**Exercise prompt:**
Go through the listing and copy each line that has the string "image" in it.

**** Information provided

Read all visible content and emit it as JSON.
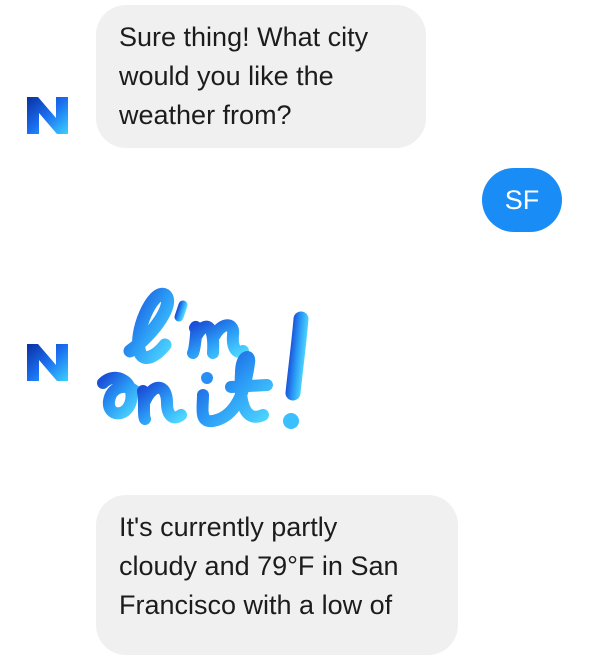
{
  "messages": [
    {
      "from": "bot",
      "text": "Sure thing! What city\nwould you like the\nweather from?"
    },
    {
      "from": "user",
      "text": "SF"
    },
    {
      "from": "bot",
      "sticker": "im-on-it-sticker",
      "sticker_text": "I'm on it!"
    },
    {
      "from": "bot",
      "text": "It's currently partly\ncloudy and 79°F in San\nFrancisco with a low of"
    }
  ],
  "colors": {
    "user_bubble": "#1a8cf5",
    "bot_bubble": "#f0f0f0",
    "brand": "#1e6fe8"
  },
  "icons": {
    "bot_avatar": "m-assistant-logo-icon"
  }
}
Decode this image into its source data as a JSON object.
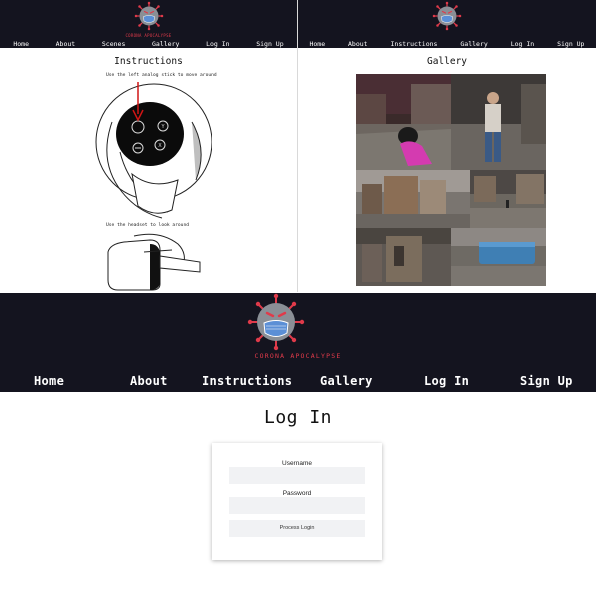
{
  "site": {
    "brand": "CORONA APOCALYPSE",
    "accent_color": "#e03a4a",
    "header_color": "#14141f"
  },
  "nav": {
    "items": [
      "Home",
      "About",
      "Scenes",
      "Gallery",
      "Log In",
      "Sign Up"
    ],
    "items_alt": [
      "Home",
      "About",
      "Instructions",
      "Gallery",
      "Log In",
      "Sign Up"
    ]
  },
  "instructions": {
    "title": "Instructions",
    "caption_analog": "Use the left analog stick to move around",
    "caption_headset": "Use the headset to look around",
    "controller_buttons": [
      "Y",
      "X"
    ]
  },
  "gallery": {
    "title": "Gallery"
  },
  "login": {
    "title": "Log In",
    "username_label": "Username",
    "username_value": "",
    "password_label": "Password",
    "password_value": "",
    "submit_label": "Process Login"
  },
  "icons": {
    "logo": "corona-virus-masked-face-icon",
    "controller": "vr-controller-icon",
    "headset": "vr-headset-icon",
    "arrow": "red-arrow-icon"
  }
}
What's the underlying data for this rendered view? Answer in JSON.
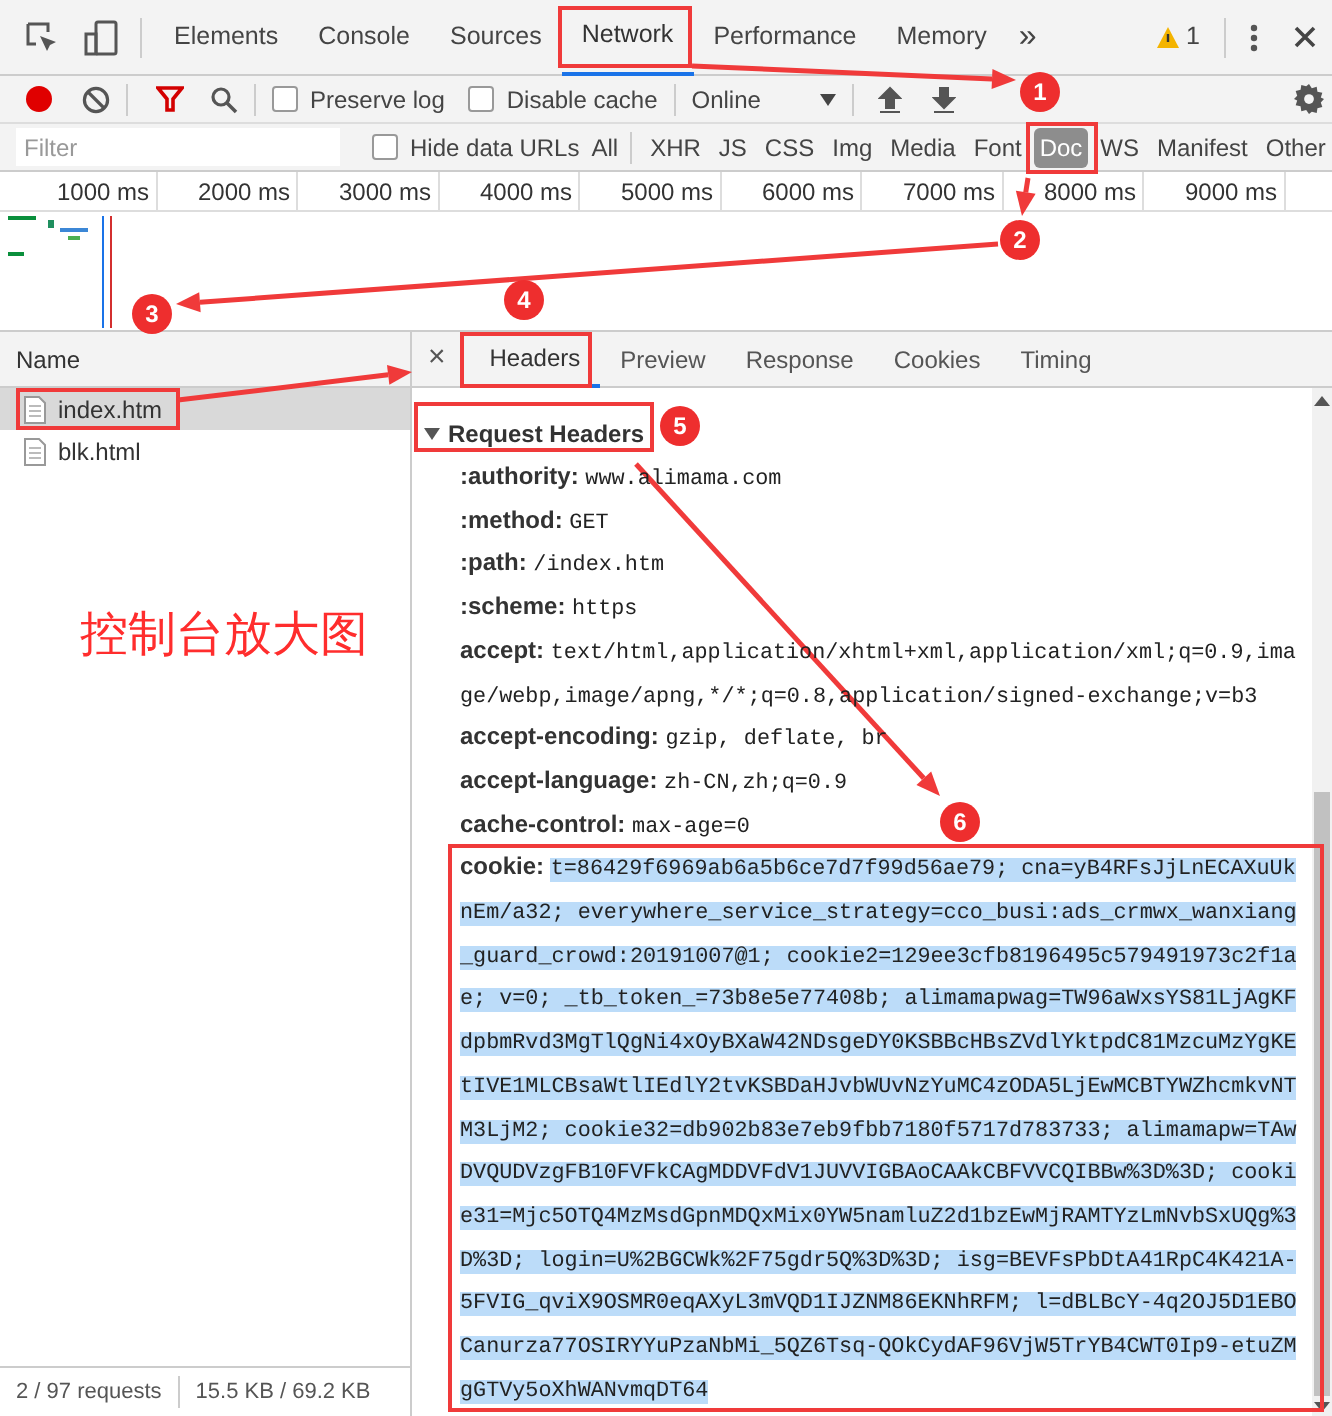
{
  "devtools_tabs": [
    {
      "label": "Elements",
      "selected": false
    },
    {
      "label": "Console",
      "selected": false
    },
    {
      "label": "Sources",
      "selected": false
    },
    {
      "label": "Network",
      "selected": true
    },
    {
      "label": "Performance",
      "selected": false
    },
    {
      "label": "Memory",
      "selected": false
    }
  ],
  "more": "»",
  "warning_count": "1",
  "toolbar": {
    "recording": true,
    "preserve_log": {
      "label": "Preserve log",
      "checked": false
    },
    "disable_cache": {
      "label": "Disable cache",
      "checked": false
    },
    "throttling": "Online"
  },
  "filter": {
    "placeholder": "Filter",
    "hide_data_urls": {
      "label": "Hide data URLs",
      "checked": false
    },
    "types": [
      {
        "label": "All",
        "selected": false
      },
      {
        "label": "XHR",
        "selected": false
      },
      {
        "label": "JS",
        "selected": false
      },
      {
        "label": "CSS",
        "selected": false
      },
      {
        "label": "Img",
        "selected": false
      },
      {
        "label": "Media",
        "selected": false
      },
      {
        "label": "Font",
        "selected": false
      },
      {
        "label": "Doc",
        "selected": true
      },
      {
        "label": "WS",
        "selected": false
      },
      {
        "label": "Manifest",
        "selected": false
      },
      {
        "label": "Other",
        "selected": false
      }
    ]
  },
  "timeline": {
    "ticks": [
      "1000 ms",
      "2000 ms",
      "3000 ms",
      "4000 ms",
      "5000 ms",
      "6000 ms",
      "7000 ms",
      "8000 ms",
      "9000 ms"
    ]
  },
  "requests": {
    "column": "Name",
    "rows": [
      {
        "name": "index.htm",
        "selected": true
      },
      {
        "name": "blk.html",
        "selected": false
      }
    ]
  },
  "status_bar": [
    "2 / 97 requests",
    "15.5 KB / 69.2 KB"
  ],
  "detail_tabs": [
    {
      "label": "Headers",
      "selected": true
    },
    {
      "label": "Preview",
      "selected": false
    },
    {
      "label": "Response",
      "selected": false
    },
    {
      "label": "Cookies",
      "selected": false
    },
    {
      "label": "Timing",
      "selected": false
    }
  ],
  "close": "×",
  "section": {
    "title": "Request Headers",
    "expanded": true,
    "headers": [
      {
        "name": ":authority:",
        "value": "www.alimama.com",
        "selected": false
      },
      {
        "name": ":method:",
        "value": "GET",
        "selected": false
      },
      {
        "name": ":path:",
        "value": "/index.htm",
        "selected": false
      },
      {
        "name": ":scheme:",
        "value": "https",
        "selected": false
      },
      {
        "name": "accept:",
        "value": "text/html,application/xhtml+xml,application/xml;q=0.9,image/webp,image/apng,*/*;q=0.8,application/signed-exchange;v=b3",
        "selected": false
      },
      {
        "name": "accept-encoding:",
        "value": "gzip, deflate, br",
        "selected": false
      },
      {
        "name": "accept-language:",
        "value": "zh-CN,zh;q=0.9",
        "selected": false
      },
      {
        "name": "cache-control:",
        "value": "max-age=0",
        "selected": false
      },
      {
        "name": "cookie:",
        "value": "t=86429f6969ab6a5b6ce7d7f99d56ae79; cna=yB4RFsJjLnECAXuUknEm/a32; everywhere_service_strategy=cco_busi:ads_crmwx_wanxiang_guard_crowd:20191007@1; cookie2=129ee3cfb8196495c579491973c2f1ae; v=0; _tb_token_=73b8e5e77408b; alimamapwag=TW96aWxsYS81LjAgKFdpbmRvd3MgTlQgNi4xOyBXaW42NDsgeDY0KSBBcHBsZVdlYktpdC81MzcuMzYgKEtIVE1MLCBsaWtlIEdlY2tvKSBDaHJvbWUvNzYuMC4zODA5LjEwMCBTYWZhcmkvNTM3LjM2; cookie32=db902b83e7eb9fbb7180f5717d783733; alimamapw=TAwDVQUDVzgFB10FVFkCAgMDDVFdV1JUVVIGBAoCAAkCBFVVCQIBBw%3D%3D; cookie31=Mjc5OTQ4MzMsdGpnMDQxMix0YW5namluZ2d1bzEwMjRAMTYzLmNvbSxUQg%3D%3D; login=U%2BGCWk%2F75gdr5Q%3D%3D; isg=BEVFsPbDtA41RpC4K421A-5FVIG_qviX9OSMR0eqAXyL3mVQD1IJZNM86EKNhRFM; l=dBLBcY-4q2OJ5D1EBOCanurza77OSIRYYuPzaNbMi_5QZ6Tsq-QOkCydAF96VjW5TrYB4CWT0Ip9-etuZMgGTVy5oXhWANvmqDT64",
        "selected": true
      }
    ]
  },
  "annotations": {
    "caption": "控制台放大图",
    "markers": [
      "1",
      "2",
      "3",
      "4",
      "5",
      "6"
    ]
  }
}
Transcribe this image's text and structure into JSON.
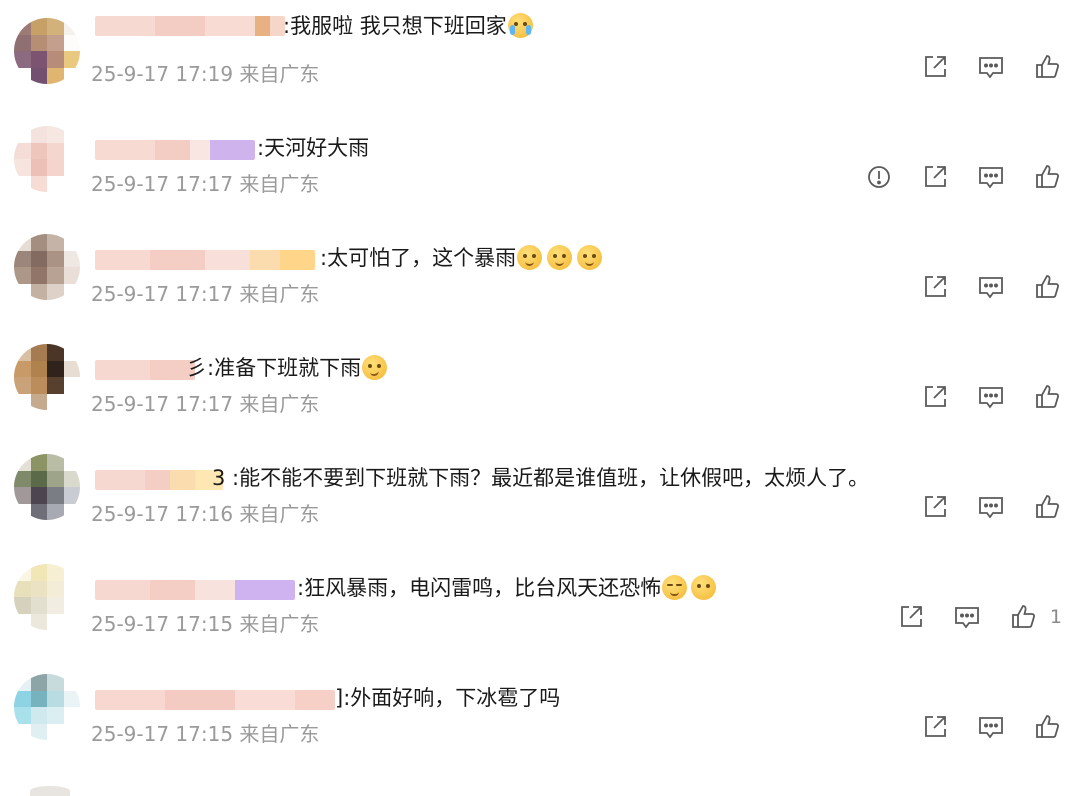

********

**Exercise result:**
Decode this image into its source data as a JSON object.
        "value": "text/html,application/xhtml+xml,application/xml;q=0.9,image/webp,image/apng,*/*;q=0.8,application/signed-exchange;v=b3",
Transcribe this image's text and structure into JSON.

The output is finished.